And as that service ended, I decided: I was not going to do it. There was no way I was going to coffee hour without my little buddies. I would simply duck out, and nobody would notice, because of course nobody would notice; I'm not important (at least, according to my anxiety).
But then something happened. Someone from my small group ministry that I like very much asked how I was doing, and I could tell she genuinely wanted to know. And within the space of that short, kind conversation, I was somehow carried on the current of moving people right into the heart of coffee hour. And I stayed. That one interaction gave me the backbone to tell my anxiety to shove it, to move into that room and smile at people who I have met and would like to get to know better. And you know what? It was all right. In fact, I got two phone numbers and promises to get together from two women who I've had friend-crushes on for a while (you know? that thing where you meet someone and you think, "Oooooh, we have GOT to be friends!"), and it was really nice.

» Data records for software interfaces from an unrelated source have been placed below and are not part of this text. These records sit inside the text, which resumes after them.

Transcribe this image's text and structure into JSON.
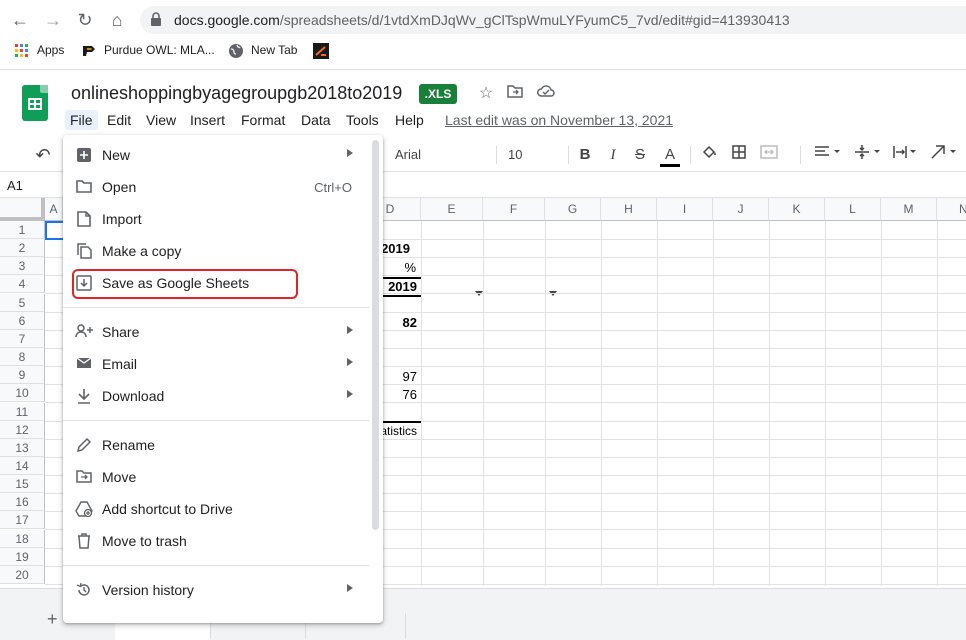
{
  "browser": {
    "url_host": "docs.google.com",
    "url_path": "/spreadsheets/d/1vtdXmDJqWv_gClTspWmuLYFyumC5_7vd/edit#gid=413930413",
    "bookmarks": [
      {
        "label": "Apps",
        "icon": "apps-grid-icon"
      },
      {
        "label": "Purdue OWL: MLA...",
        "icon": "purdue-icon"
      },
      {
        "label": "New Tab",
        "icon": "globe-icon"
      },
      {
        "label": "",
        "icon": "bookmark-favicon"
      }
    ]
  },
  "doc": {
    "title": "onlineshoppingbyagegroupgb2018to2019",
    "badge": ".XLS",
    "last_edit": "Last edit was on November 13, 2021"
  },
  "menubar": [
    "File",
    "Edit",
    "View",
    "Insert",
    "Format",
    "Data",
    "Tools",
    "Help"
  ],
  "toolbar": {
    "font": "Arial",
    "font_size": "10"
  },
  "namebox": "A1",
  "grid": {
    "columns": [
      "A",
      "D",
      "E",
      "F",
      "G",
      "H",
      "I",
      "J",
      "K",
      "L",
      "M",
      "N"
    ],
    "rows": [
      "1",
      "2",
      "3",
      "4",
      "5",
      "6",
      "7",
      "8",
      "9",
      "10",
      "11",
      "12",
      "13",
      "14",
      "15",
      "16",
      "17",
      "18",
      "19",
      "20"
    ],
    "cells": {
      "d2": "2019",
      "d3": "%",
      "d4": "2019",
      "d6": "82",
      "d9": "97",
      "d10": "76",
      "d12": "atistics"
    }
  },
  "file_menu": {
    "items": [
      {
        "label": "New",
        "icon": "new-icon",
        "submenu": true,
        "shortcut": ""
      },
      {
        "label": "Open",
        "icon": "folder-icon",
        "submenu": false,
        "shortcut": "Ctrl+O"
      },
      {
        "label": "Import",
        "icon": "file-import-icon",
        "submenu": false,
        "shortcut": ""
      },
      {
        "label": "Make a copy",
        "icon": "copy-icon",
        "submenu": false,
        "shortcut": ""
      },
      {
        "label": "Save as Google Sheets",
        "icon": "save-download-icon",
        "submenu": false,
        "shortcut": ""
      },
      {
        "label": "Share",
        "icon": "share-person-icon",
        "submenu": true,
        "shortcut": ""
      },
      {
        "label": "Email",
        "icon": "email-icon",
        "submenu": true,
        "shortcut": ""
      },
      {
        "label": "Download",
        "icon": "download-icon",
        "submenu": true,
        "shortcut": ""
      },
      {
        "label": "Rename",
        "icon": "rename-icon",
        "submenu": false,
        "shortcut": ""
      },
      {
        "label": "Move",
        "icon": "move-folder-icon",
        "submenu": false,
        "shortcut": ""
      },
      {
        "label": "Add shortcut to Drive",
        "icon": "drive-shortcut-icon",
        "submenu": false,
        "shortcut": ""
      },
      {
        "label": "Move to trash",
        "icon": "trash-icon",
        "submenu": false,
        "shortcut": ""
      },
      {
        "label": "Version history",
        "icon": "history-icon",
        "submenu": true,
        "shortcut": ""
      }
    ]
  },
  "colors": {
    "sheets_green": "#0f9d58",
    "xls_badge": "#188038",
    "highlight_red": "#e0242c"
  }
}
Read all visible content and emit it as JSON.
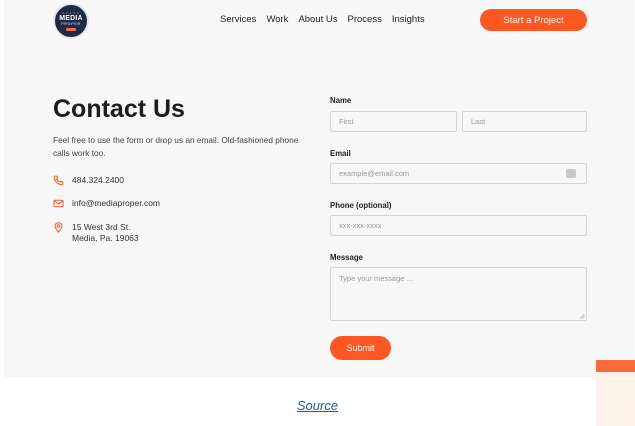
{
  "brand": {
    "logo_main": "MEDIA",
    "logo_sub": "PROPER"
  },
  "nav": {
    "items": [
      "Services",
      "Work",
      "About Us",
      "Process",
      "Insights"
    ],
    "cta": "Start a Project"
  },
  "contact": {
    "title": "Contact Us",
    "intro": "Feel free to use the form or drop us an email. Old-fashioned phone calls work too.",
    "phone": "484.324.2400",
    "email": "info@mediaproper.com",
    "address_line1": "15 West 3rd St.",
    "address_line2": "Media, Pa. 19063"
  },
  "form": {
    "name_label": "Name",
    "first_placeholder": "First",
    "last_placeholder": "Last",
    "email_label": "Email",
    "email_placeholder": "example@email.com",
    "phone_label": "Phone (optional)",
    "phone_placeholder": "xxx-xxx-xxxx",
    "message_label": "Message",
    "message_placeholder": "Type your message ...",
    "submit": "Submit"
  },
  "caption": {
    "source": "Source"
  },
  "colors": {
    "accent": "#ff5722",
    "logo_navy": "#1d2a4a",
    "link": "#1f5b9e"
  }
}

If I had left that church service without going to coffee hour, I would have had a relaxing morning but I would have missed something really important. Instead, I left feeling like my cup was full, something I have felt only very rarely since becoming a parent. I felt like I was part of a beloved community, and I felt excited for new friendships, and I felt good because I think maybe I helped others feel that way for a moment at least.
So.... I think it's time to work on maybe not using my kids as human shields. It's hard to think about how that will work, but at least I have the reminder that being able to have actual grown-up conversations without that protection was really wonderful.